That, mainly, explains why it doesn’t work.

Oh, come on: how many of us pick up a book of fiction for the its educational aspects? Not me! When I pick up a book, I want a good story, period. Unfortunate, but the label attached to this genre can sometimes shoot even a very good book in the foot. The only thing we can really do about that is to book talk, book talk, book talk. Word of mouth will win the day! Talk up the other aspects of the story – the plot, the characterizations, the types of planes, the outfits, the guns. You can order the story bits by their importance: CODE NAME VERITY is a.) a thriller, b.) a story of the kind of intense friendships that start in a bomb shelter c.) a fast-paced, dangerous tale full of espionage, spies, and double agents d.) a cracking good read, which just happens to be, e.) set about sixty-some years ago.

Y’know, I think we can just leave off that last one.

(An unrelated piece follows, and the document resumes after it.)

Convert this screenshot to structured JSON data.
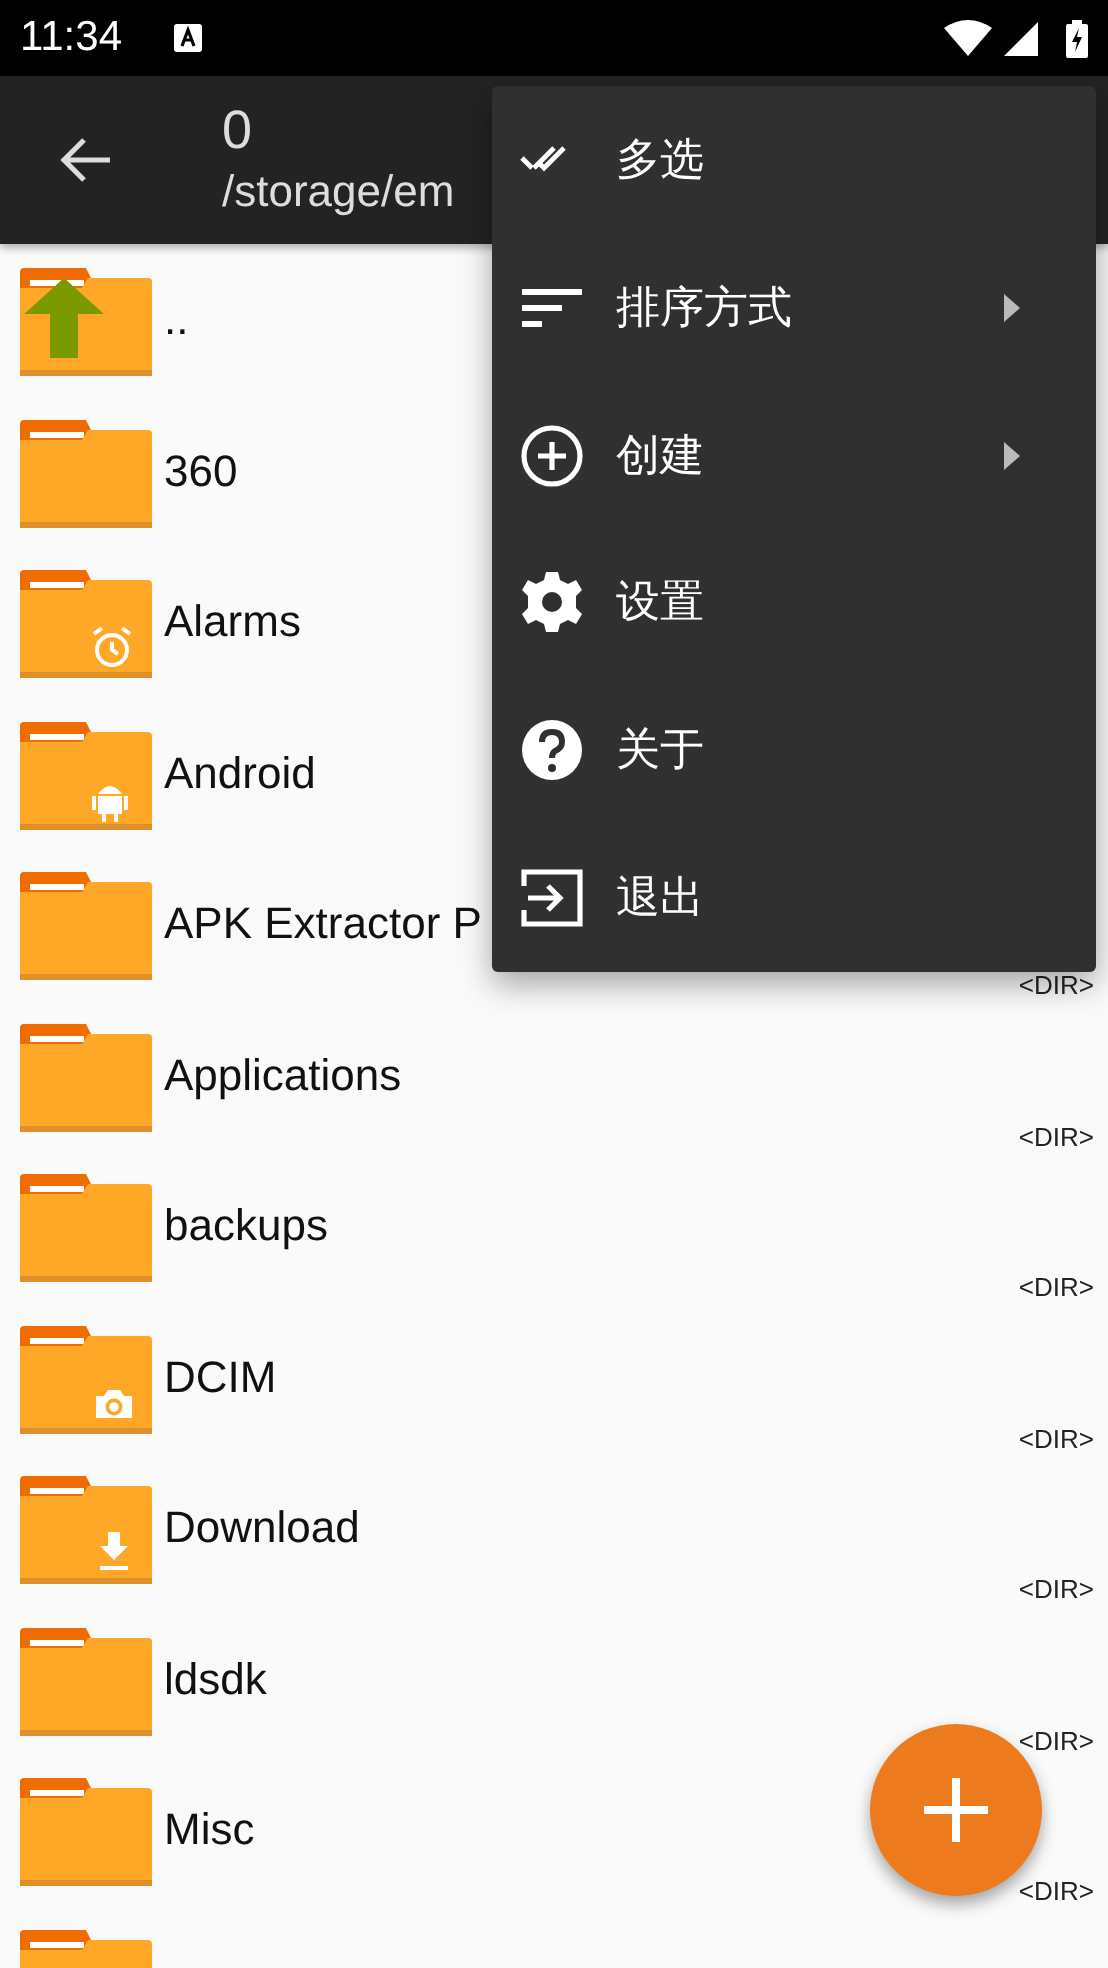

As an author, I can say that one of the hardest things about writing historical fiction is the tightrope walk the author has to do — between historical accuracy and humanity. It’s important not to infodump dates and names, but it’s also crucial not to veer the characters – and the details of their daily lives – into obvious anachronisms by using more modern tools, language, and attitudes about social tolerance which make the historical accuracy a lie. Further, I know that writing about a war is tough because historical accuracy is a must – the dates have to match up, including when historical people die, and when troops moved in fact, they must move in fiction, too. But people’s characters — their loves and needs and fears and even their grocery lists — are much the same, no matter what era they’re in. Sure, they might swear a bit less or a bit more, wear their hair down, their pant-legs shorter; they might speak another language, but the human animal remains a constant – an important thing to know.

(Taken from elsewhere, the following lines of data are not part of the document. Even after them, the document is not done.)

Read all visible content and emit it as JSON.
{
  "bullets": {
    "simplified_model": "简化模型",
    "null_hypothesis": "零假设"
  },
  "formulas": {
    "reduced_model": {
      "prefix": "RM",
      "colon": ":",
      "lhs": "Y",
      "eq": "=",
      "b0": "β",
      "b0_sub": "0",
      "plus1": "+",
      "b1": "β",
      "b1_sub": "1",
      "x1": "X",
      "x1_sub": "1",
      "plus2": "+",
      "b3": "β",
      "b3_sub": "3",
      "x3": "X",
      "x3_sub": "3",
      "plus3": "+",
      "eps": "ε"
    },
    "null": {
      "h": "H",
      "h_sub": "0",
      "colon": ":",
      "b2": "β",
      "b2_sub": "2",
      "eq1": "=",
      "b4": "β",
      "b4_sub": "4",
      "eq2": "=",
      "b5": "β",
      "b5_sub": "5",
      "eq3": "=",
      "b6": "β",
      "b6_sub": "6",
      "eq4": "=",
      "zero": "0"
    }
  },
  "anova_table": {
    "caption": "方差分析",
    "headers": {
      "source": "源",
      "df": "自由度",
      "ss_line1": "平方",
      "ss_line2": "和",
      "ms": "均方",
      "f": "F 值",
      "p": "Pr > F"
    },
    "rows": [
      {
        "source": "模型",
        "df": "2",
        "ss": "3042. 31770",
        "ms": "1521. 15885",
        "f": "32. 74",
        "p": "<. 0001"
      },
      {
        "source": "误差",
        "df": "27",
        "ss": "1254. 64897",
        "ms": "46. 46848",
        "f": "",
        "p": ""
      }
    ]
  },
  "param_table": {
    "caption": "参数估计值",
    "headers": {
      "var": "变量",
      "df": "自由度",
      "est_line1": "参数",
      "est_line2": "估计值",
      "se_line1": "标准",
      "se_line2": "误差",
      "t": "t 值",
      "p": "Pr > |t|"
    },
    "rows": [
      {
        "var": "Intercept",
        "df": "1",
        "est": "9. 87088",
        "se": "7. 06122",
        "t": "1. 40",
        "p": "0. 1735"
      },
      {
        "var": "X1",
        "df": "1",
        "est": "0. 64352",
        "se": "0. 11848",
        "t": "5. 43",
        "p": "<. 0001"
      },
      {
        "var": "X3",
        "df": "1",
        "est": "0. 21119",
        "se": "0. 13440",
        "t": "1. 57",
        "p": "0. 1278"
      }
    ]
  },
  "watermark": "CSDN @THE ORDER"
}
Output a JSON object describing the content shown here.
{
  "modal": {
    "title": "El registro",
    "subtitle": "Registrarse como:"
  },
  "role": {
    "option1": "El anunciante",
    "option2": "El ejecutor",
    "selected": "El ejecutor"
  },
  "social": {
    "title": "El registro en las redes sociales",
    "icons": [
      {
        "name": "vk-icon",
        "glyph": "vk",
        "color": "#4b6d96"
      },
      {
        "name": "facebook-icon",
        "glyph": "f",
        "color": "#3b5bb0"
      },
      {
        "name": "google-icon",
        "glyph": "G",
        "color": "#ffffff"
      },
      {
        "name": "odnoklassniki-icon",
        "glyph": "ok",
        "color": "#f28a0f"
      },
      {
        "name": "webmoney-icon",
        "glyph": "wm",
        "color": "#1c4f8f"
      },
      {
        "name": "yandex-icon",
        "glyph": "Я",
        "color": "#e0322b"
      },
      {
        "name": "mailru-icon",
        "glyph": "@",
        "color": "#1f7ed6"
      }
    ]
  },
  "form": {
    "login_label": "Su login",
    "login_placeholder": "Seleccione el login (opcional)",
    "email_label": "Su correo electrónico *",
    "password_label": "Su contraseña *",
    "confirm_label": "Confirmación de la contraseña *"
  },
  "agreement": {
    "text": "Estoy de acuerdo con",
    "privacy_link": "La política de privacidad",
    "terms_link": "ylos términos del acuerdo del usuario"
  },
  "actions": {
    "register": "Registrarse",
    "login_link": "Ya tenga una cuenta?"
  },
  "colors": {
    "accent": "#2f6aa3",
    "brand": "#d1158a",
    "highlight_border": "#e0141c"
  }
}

As a (former) teacher, I know that this is the saving grace of historical fiction, or any fiction, really — the people. The characters make the story, and you just have to close your eyes to the fact that since it’s history, you think you already know how it’s going to end, jump in to knowing the characters, and let go —

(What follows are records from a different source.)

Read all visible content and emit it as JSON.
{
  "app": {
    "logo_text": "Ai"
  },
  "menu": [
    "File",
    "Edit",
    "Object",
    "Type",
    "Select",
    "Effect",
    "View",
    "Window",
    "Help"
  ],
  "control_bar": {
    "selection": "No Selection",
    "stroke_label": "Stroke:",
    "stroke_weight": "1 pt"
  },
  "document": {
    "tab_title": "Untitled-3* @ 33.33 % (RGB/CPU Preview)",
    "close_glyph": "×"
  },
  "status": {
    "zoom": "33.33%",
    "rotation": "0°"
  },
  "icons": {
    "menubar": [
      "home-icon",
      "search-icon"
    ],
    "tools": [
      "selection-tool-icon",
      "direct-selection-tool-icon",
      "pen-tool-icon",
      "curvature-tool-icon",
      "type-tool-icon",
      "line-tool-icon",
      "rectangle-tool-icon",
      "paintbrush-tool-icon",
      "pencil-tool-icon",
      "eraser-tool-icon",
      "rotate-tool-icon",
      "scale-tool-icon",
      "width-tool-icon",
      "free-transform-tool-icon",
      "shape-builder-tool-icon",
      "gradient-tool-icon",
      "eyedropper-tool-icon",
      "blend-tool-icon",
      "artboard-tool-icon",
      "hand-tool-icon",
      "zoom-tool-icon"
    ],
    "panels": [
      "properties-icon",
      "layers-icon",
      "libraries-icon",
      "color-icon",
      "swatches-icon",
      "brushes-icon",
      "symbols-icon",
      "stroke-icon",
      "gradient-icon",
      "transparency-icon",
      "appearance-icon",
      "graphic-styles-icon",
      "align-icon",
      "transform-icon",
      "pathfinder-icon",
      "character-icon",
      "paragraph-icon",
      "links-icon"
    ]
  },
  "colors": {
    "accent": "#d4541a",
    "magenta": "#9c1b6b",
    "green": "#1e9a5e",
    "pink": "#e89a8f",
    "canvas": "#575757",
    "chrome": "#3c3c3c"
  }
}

— you may find yourself on the edge of your seat, in the pitch of midnight, with two best friends, delivering a necessary package, having an accident, and disappearing into the night and fog…


Call it “historical fiction” or “historical suspense” or anything you’d like, the word is out: CODE NAME VERITY is a sensational novel. The Blog Tour is moving along; don’t forget to check out the stops along the way:

* Chachic’s buzzing about Verity; stop by and read her great review, as well as some discussion on starting an All Spoilers, All the Time discussion group so that people don’t have to keep the spy secrets to themselves.

* The Scottish Bookstrust is a fab organization interesting young people in books. Visit them at BookTrust.org.uk for more from Elizabeth Wein about friendship in CODE NAME VERITY. And stay tuned for Monday’s review of the novel, and links to Elizabeth’s interview on the BBC’s Book Cafe!


FOLLOW UP ARTICLE: Further Musings on Historical Fiction, and finally a review of Elizabeth Wein’s novel, Code Name Verity.